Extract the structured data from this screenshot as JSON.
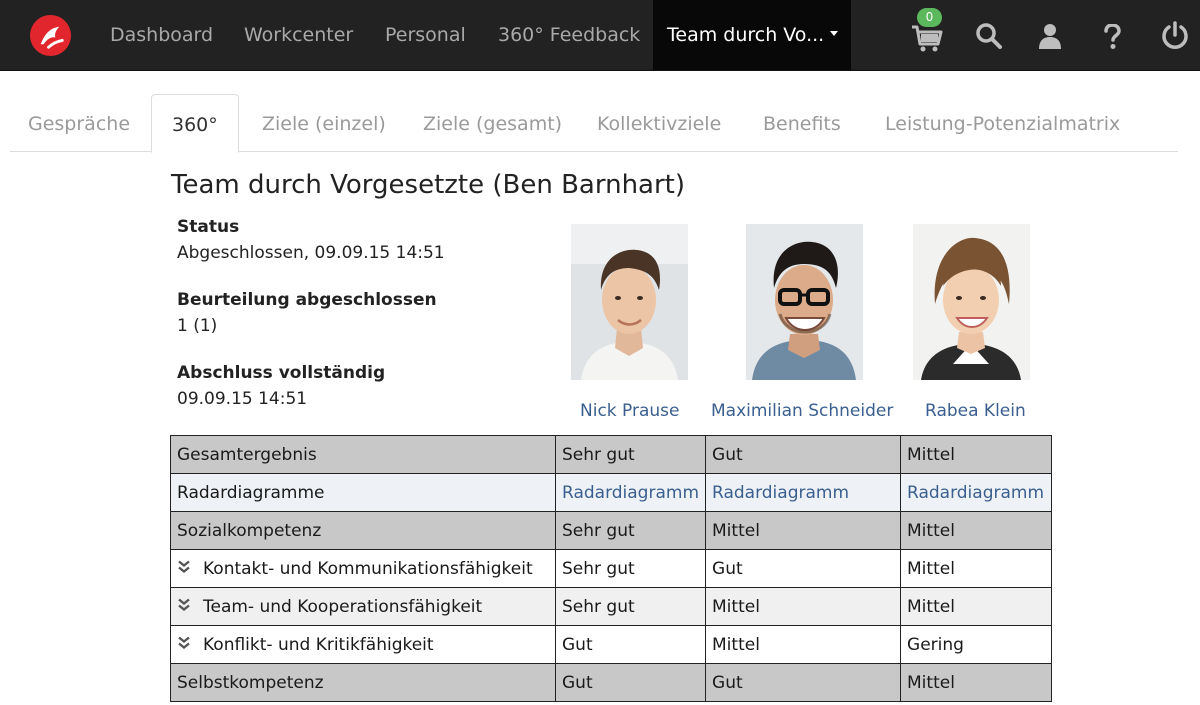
{
  "navbar": {
    "items": [
      "Dashboard",
      "Workcenter",
      "Personal",
      "360° Feedback"
    ],
    "active_item": "Team durch Vo...",
    "cart_count": "0",
    "icons": [
      "cart-icon",
      "search-icon",
      "user-icon",
      "help-icon",
      "power-icon"
    ],
    "accent_color": "#e1262d",
    "badge_color": "#5cb85c"
  },
  "tabs": {
    "items": [
      "Gespräche",
      "360°",
      "Ziele (einzel)",
      "Ziele (gesamt)",
      "Kollektivziele",
      "Benefits",
      "Leistung-Potenzialmatrix"
    ],
    "active": "360°"
  },
  "page": {
    "title": "Team durch Vorgesetzte (Ben Barnhart)",
    "status_label": "Status",
    "status_value": "Abgeschlossen, 09.09.15 14:51",
    "rating_label": "Beurteilung abgeschlossen",
    "rating_value": "1 (1)",
    "completion_label": "Abschluss vollständig",
    "completion_value": "09.09.15 14:51"
  },
  "people": [
    {
      "name": "Nick Prause"
    },
    {
      "name": "Maximilian Schneider"
    },
    {
      "name": "Rabea Klein"
    }
  ],
  "table": {
    "rows": [
      {
        "label": "Gesamtergebnis",
        "values": [
          "Sehr gut",
          "Gut",
          "Mittel"
        ]
      },
      {
        "label": "Radardiagramme",
        "values": [
          "Radardiagramm",
          "Radardiagramm",
          "Radardiagramm"
        ]
      },
      {
        "label": "Sozialkompetenz",
        "values": [
          "Sehr gut",
          "Mittel",
          "Mittel"
        ]
      },
      {
        "label": "Kontakt- und Kommunikationsfähigkeit",
        "values": [
          "Sehr gut",
          "Gut",
          "Mittel"
        ]
      },
      {
        "label": "Team- und Kooperationsfähigkeit",
        "values": [
          "Sehr gut",
          "Mittel",
          "Mittel"
        ]
      },
      {
        "label": "Konflikt- und Kritikfähigkeit",
        "values": [
          "Gut",
          "Mittel",
          "Gering"
        ]
      },
      {
        "label": "Selbstkompetenz",
        "values": [
          "Gut",
          "Gut",
          "Mittel"
        ]
      }
    ]
  }
}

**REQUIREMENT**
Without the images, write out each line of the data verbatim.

**FINISHED TASK**
Extract the structured data from this screenshot as JSON.
{
  "navbar": {
    "items": [
      "Dashboard",
      "Workcenter",
      "Personal",
      "360° Feedback"
    ],
    "active_item": "Team durch Vo...",
    "cart_count": "0",
    "icons": [
      "cart-icon",
      "search-icon",
      "user-icon",
      "help-icon",
      "power-icon"
    ],
    "accent_color": "#e1262d",
    "badge_color": "#5cb85c"
  },
  "tabs": {
    "items": [
      "Gespräche",
      "360°",
      "Ziele (einzel)",
      "Ziele (gesamt)",
      "Kollektivziele",
      "Benefits",
      "Leistung-Potenzialmatrix"
    ],
    "active": "360°"
  },
  "page": {
    "title": "Team durch Vorgesetzte (Ben Barnhart)",
    "status_label": "Status",
    "status_value": "Abgeschlossen, 09.09.15 14:51",
    "rating_label": "Beurteilung abgeschlossen",
    "rating_value": "1 (1)",
    "completion_label": "Abschluss vollständig",
    "completion_value": "09.09.15 14:51"
  },
  "people": [
    {
      "name": "Nick Prause"
    },
    {
      "name": "Maximilian Schneider"
    },
    {
      "name": "Rabea Klein"
    }
  ],
  "table": {
    "rows": [
      {
        "label": "Gesamtergebnis",
        "values": [
          "Sehr gut",
          "Gut",
          "Mittel"
        ]
      },
      {
        "label": "Radardiagramme",
        "values": [
          "Radardiagramm",
          "Radardiagramm",
          "Radardiagramm"
        ]
      },
      {
        "label": "Sozialkompetenz",
        "values": [
          "Sehr gut",
          "Mittel",
          "Mittel"
        ]
      },
      {
        "label": "Kontakt- und Kommunikationsfähigkeit",
        "values": [
          "Sehr gut",
          "Gut",
          "Mittel"
        ]
      },
      {
        "label": "Team- und Kooperationsfähigkeit",
        "values": [
          "Sehr gut",
          "Mittel",
          "Mittel"
        ]
      },
      {
        "label": "Konflikt- und Kritikfähigkeit",
        "values": [
          "Gut",
          "Mittel",
          "Gering"
        ]
      },
      {
        "label": "Selbstkompetenz",
        "values": [
          "Gut",
          "Gut",
          "Mittel"
        ]
      }
    ]
  }
}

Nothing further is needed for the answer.